Playmaking gets four stars when it comes to benefits for cast and crew: creative expression, an opportunity to plan and organize, improved enunciation, and concentration skills. And collaborating with friends -- at home, school, church, or community theater -- helps little thespians master teamwork and problem solving, says L.E. McCullough, Ph.D., a children's playwright and administrative director of the Humanities Theater Group, in Indianapolis. Theater can even help with academics. While studying lines enhances reading skills, plays are also an excellent tool for kids with an aversion to the written word. After all, there's a world of difference between learning about Leif Eriksson in a textbook and acting out his voyages yourself.
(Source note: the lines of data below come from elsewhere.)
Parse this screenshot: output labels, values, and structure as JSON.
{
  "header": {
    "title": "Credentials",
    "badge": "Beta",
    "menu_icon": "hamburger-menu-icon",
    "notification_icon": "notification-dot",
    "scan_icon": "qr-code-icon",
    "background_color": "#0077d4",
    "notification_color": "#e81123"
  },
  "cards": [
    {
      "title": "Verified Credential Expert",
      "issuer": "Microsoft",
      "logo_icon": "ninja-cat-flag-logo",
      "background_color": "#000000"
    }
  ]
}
If it's an organized production, kids can benefit from working behind the scenes too by sewing costumes, designing tickets, building props, or taking responsibility for lighting or sound.
Most youngsters don't need much of a push to delve into drama, but they do appreciate support from Mom and Dad. A diplomatic parent might offer practical suggestions for costumes or scenery (a painted backdrop instead of an elaborately constructed castle, for example). If kids are stumped about where to start, offer some story lines: exploring Jupiter, becoming President, meeting a bear at the bus stop. You might join in the performance too, but don't take over.
What should you do if your kid gets bitten by the acting bug? Don't move to Hollywood just yet. Look for local opportunities: Sign her up for acting classes, let her audition for community productions, help her stage her own at-home performances. Support her as long as she's enjoying herself -- just don't push. If she's still enamored as she gets older, she can get involved on a higher level. If not, she'll have added some valuable skills to her repertoire.